I looked out the window to see a flower-delivery van in my driveway. My heart jumped. Could someone have sent flowers to me? A large, sweaty man was standing at the door holding a package in one hand and a cigar in the other. “Delivery for Janie Phillips,” he croaked.
“I’m Jackie. I mean Janie,” I said. He coughed a horrible smoker’s cough into the package and then told me to sign for it. Then he handed over a beautiful edible “flower” arrangement made of fruits. The arrangement sparkled in the sunlight, as if to say, “You are special, Janie!” I gave the guy a generous tip and told him to be careful as he tripped over the rotting jack-o-lantern on our front stoop. He hacked a whole lot more all over my bird bath and then said, “Thanks.”
I was so excited. I never get packages, so I ripped open the card to find that the edible arrangement was sent by my two younger sons, who used their own money to buy something to cheer me up. I was ecstatic! I hugged and kissed the two boys, and they said, “See, we didn’t forget.” How thoughtful. When I went to bed that night, I realized that life wasn't as bad as I thought. Some people in my family really love me. And some is good enough for me.

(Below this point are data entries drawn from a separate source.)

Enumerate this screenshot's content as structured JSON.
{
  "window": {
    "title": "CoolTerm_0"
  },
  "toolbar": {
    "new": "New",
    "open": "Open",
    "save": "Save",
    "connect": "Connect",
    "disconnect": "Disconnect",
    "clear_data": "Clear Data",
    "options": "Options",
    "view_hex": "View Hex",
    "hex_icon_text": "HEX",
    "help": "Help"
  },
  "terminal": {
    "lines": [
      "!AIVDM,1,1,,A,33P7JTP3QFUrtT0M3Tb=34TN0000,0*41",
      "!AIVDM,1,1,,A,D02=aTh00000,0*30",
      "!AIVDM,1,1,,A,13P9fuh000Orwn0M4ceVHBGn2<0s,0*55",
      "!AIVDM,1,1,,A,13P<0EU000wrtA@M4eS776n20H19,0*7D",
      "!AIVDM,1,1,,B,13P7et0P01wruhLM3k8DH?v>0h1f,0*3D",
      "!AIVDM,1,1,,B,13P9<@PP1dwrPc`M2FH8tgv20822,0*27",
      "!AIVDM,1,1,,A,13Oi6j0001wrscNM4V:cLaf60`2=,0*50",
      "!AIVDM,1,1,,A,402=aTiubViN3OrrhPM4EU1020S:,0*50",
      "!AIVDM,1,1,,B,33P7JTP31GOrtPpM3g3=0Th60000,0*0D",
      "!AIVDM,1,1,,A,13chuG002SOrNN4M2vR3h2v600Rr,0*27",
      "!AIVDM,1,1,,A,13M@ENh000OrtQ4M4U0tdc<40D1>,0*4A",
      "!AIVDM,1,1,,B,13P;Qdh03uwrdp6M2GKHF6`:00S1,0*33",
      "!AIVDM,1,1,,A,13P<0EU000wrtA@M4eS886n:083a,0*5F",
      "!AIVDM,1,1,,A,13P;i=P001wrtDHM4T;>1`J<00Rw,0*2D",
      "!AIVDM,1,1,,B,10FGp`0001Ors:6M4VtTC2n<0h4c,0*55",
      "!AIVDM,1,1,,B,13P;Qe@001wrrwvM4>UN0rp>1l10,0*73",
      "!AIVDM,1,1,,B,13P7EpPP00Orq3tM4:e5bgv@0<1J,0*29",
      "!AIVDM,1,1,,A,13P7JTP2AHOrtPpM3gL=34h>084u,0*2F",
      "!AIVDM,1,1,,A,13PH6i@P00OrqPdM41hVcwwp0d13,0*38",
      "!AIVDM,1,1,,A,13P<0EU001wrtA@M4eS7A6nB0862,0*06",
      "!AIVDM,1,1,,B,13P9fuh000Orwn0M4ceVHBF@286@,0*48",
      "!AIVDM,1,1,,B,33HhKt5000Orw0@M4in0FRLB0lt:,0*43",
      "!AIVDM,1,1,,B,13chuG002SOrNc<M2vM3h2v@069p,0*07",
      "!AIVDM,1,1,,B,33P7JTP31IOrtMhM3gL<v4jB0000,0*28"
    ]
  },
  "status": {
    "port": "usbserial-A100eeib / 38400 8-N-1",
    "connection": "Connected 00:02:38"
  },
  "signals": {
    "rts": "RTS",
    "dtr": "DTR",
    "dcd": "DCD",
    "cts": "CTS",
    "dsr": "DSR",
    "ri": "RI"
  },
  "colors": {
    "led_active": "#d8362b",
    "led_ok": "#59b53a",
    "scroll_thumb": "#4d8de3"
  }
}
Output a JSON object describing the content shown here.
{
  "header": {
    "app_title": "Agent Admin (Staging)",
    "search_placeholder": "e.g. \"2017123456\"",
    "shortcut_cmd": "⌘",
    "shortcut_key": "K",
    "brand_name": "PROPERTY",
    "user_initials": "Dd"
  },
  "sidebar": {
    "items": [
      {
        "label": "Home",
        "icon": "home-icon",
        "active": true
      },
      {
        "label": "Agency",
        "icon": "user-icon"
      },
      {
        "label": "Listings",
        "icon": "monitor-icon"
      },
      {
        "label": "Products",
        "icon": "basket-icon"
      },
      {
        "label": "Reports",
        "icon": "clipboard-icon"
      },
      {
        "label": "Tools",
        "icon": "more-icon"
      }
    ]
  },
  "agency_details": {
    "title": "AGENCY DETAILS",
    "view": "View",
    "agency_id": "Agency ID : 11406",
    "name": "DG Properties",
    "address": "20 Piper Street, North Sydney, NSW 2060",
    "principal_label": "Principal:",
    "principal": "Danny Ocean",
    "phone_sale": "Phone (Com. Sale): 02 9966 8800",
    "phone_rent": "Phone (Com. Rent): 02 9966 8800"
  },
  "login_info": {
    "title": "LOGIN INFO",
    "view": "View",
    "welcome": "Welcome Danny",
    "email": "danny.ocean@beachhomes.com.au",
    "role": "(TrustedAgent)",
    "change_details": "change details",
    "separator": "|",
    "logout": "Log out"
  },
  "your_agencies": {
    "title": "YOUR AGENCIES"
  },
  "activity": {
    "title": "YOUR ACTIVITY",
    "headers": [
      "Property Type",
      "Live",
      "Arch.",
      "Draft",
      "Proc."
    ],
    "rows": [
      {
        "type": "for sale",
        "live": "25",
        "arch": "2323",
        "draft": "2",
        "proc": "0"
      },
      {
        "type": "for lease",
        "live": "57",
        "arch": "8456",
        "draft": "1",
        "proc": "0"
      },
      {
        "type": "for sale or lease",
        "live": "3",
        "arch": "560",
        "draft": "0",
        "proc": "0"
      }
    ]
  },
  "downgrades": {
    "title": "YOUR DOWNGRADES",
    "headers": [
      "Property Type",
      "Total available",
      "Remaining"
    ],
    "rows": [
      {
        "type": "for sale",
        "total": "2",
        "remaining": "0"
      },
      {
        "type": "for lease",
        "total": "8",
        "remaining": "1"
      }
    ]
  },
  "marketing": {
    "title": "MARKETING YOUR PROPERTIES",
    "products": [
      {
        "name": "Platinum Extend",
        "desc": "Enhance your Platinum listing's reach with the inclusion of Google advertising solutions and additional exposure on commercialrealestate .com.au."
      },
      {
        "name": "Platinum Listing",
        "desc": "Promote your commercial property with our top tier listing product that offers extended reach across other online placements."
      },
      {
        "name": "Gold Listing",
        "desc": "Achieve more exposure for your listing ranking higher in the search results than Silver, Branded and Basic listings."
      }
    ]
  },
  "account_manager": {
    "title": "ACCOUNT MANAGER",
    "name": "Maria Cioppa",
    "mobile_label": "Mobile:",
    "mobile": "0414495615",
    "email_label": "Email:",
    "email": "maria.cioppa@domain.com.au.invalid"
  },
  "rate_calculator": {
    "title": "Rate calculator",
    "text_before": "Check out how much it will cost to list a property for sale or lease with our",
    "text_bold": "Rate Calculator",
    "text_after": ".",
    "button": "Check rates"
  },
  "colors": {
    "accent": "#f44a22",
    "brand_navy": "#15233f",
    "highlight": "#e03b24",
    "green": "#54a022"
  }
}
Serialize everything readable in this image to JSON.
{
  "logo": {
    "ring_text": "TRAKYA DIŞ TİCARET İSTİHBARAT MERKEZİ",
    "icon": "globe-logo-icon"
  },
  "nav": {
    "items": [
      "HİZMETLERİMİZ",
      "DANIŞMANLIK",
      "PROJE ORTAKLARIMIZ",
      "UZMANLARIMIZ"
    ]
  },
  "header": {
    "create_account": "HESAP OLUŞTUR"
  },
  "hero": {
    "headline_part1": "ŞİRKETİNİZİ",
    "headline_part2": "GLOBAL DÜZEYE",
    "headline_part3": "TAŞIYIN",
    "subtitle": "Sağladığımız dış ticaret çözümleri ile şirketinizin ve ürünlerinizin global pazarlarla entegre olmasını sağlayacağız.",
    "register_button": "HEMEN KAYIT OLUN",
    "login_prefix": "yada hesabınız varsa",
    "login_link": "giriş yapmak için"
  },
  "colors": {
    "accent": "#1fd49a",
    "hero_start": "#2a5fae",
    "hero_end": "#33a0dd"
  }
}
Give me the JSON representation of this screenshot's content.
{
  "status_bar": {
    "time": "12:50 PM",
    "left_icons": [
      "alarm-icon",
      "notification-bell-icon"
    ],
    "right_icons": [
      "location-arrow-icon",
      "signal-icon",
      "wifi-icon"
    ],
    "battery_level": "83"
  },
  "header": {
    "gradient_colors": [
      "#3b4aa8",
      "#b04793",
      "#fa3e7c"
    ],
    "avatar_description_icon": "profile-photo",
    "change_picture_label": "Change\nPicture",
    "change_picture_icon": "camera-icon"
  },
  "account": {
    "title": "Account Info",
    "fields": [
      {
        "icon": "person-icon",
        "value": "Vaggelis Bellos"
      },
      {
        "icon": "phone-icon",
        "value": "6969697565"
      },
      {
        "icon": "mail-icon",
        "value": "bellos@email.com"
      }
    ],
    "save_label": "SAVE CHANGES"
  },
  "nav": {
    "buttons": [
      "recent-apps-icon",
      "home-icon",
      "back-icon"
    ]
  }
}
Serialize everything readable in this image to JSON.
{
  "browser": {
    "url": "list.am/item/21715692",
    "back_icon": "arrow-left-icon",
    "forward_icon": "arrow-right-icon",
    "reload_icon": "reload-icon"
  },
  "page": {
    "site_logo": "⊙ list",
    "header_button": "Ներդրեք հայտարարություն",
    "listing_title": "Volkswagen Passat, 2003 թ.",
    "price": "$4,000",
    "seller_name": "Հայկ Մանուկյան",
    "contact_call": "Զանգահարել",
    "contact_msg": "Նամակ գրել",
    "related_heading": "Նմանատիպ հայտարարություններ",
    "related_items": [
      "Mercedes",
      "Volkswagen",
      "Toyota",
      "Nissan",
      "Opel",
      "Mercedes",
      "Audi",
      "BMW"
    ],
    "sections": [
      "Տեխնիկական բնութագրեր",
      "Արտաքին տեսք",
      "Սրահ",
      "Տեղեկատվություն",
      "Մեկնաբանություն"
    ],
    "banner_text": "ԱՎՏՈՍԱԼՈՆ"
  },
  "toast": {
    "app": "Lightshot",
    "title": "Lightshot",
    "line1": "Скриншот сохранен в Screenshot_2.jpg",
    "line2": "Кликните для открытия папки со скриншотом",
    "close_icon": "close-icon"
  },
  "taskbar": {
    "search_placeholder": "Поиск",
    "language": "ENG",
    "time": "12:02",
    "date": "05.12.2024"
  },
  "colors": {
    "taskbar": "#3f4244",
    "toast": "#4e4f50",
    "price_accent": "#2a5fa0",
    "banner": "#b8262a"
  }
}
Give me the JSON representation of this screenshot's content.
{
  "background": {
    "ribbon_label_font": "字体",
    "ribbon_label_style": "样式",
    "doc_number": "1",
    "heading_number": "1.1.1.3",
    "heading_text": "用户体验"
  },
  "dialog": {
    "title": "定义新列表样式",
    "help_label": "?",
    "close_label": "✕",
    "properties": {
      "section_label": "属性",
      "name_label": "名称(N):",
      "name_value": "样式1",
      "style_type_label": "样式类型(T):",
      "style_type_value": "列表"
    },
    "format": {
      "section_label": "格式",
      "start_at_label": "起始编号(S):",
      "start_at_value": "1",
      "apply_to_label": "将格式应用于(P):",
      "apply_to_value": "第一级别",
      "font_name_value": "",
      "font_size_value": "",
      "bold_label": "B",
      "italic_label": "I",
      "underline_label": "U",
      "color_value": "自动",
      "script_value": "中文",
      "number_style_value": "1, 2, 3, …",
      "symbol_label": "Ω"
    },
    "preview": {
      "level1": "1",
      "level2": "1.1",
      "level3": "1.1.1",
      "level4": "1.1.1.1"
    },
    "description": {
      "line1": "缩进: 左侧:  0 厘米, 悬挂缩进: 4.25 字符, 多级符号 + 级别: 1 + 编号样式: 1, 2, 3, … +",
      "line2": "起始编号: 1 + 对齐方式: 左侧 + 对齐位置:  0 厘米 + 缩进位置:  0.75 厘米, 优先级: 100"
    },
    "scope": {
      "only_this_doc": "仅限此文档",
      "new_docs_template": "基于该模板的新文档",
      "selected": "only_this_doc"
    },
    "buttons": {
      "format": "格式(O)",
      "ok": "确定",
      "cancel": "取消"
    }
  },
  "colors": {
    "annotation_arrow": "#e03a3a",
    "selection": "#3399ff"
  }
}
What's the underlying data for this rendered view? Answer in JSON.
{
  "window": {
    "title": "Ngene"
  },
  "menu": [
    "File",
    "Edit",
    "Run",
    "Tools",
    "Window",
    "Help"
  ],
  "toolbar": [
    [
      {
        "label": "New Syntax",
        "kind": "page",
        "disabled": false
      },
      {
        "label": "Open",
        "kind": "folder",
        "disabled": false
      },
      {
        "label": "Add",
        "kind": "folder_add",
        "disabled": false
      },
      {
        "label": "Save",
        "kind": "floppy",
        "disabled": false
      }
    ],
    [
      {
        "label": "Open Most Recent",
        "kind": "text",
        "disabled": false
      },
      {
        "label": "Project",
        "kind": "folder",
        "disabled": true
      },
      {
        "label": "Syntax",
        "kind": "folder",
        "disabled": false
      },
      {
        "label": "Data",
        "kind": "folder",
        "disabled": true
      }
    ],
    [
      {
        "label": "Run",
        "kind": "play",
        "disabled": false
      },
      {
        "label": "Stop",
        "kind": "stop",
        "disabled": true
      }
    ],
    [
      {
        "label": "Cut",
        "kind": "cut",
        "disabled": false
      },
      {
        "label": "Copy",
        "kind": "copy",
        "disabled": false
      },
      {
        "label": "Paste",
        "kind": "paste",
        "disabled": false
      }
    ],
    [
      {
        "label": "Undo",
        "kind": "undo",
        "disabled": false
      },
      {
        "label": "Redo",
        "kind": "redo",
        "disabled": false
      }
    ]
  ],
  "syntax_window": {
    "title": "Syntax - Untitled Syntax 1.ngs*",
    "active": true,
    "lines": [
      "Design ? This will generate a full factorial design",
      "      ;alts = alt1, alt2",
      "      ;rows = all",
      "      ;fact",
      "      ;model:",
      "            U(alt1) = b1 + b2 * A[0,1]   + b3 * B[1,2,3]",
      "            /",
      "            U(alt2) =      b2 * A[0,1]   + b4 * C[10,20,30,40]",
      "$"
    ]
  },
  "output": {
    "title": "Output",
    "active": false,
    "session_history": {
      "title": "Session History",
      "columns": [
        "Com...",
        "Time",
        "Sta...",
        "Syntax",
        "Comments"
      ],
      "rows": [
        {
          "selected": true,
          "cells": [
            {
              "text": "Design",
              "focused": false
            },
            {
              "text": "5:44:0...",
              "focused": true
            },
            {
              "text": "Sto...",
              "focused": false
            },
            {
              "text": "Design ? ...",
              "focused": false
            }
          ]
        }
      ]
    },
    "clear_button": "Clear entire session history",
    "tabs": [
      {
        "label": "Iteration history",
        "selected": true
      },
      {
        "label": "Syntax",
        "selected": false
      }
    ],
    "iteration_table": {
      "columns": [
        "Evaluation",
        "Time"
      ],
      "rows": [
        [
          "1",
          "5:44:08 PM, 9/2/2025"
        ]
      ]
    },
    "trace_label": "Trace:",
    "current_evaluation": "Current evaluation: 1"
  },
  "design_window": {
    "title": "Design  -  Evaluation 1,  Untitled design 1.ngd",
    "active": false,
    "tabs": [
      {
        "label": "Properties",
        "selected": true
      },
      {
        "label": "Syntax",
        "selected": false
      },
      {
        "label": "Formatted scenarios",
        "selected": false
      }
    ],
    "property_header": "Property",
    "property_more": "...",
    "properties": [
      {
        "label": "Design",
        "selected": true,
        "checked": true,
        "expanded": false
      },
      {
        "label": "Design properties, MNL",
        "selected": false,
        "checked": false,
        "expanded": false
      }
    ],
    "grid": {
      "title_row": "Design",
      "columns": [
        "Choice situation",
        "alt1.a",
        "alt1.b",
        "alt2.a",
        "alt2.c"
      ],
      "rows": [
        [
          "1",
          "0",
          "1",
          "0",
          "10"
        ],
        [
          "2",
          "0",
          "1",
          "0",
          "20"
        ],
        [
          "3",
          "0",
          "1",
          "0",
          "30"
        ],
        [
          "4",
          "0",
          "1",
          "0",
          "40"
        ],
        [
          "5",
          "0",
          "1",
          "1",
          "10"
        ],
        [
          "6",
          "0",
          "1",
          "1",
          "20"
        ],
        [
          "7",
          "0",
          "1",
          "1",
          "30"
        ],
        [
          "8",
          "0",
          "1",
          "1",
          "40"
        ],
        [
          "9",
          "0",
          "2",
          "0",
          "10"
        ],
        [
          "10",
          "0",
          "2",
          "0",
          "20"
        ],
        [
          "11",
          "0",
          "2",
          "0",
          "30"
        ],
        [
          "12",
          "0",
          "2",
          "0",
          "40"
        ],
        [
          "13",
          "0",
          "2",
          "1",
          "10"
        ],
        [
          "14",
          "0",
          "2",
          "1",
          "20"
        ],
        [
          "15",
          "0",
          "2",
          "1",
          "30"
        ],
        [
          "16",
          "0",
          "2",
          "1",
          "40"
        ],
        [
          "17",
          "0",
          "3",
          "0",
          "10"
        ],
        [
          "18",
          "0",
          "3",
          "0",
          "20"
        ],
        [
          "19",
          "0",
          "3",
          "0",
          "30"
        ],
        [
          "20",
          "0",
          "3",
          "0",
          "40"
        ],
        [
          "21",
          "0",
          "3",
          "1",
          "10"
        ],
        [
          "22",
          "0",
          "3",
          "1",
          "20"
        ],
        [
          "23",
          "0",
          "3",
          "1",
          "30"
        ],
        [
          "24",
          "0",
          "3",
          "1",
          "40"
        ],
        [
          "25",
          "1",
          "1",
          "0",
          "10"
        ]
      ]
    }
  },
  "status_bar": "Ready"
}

No matter how bad you feel, keep your spirits up and never stop shooting for the stars. Even if you don't hit 'em, at least you can take comfort in knowing you've got a gun.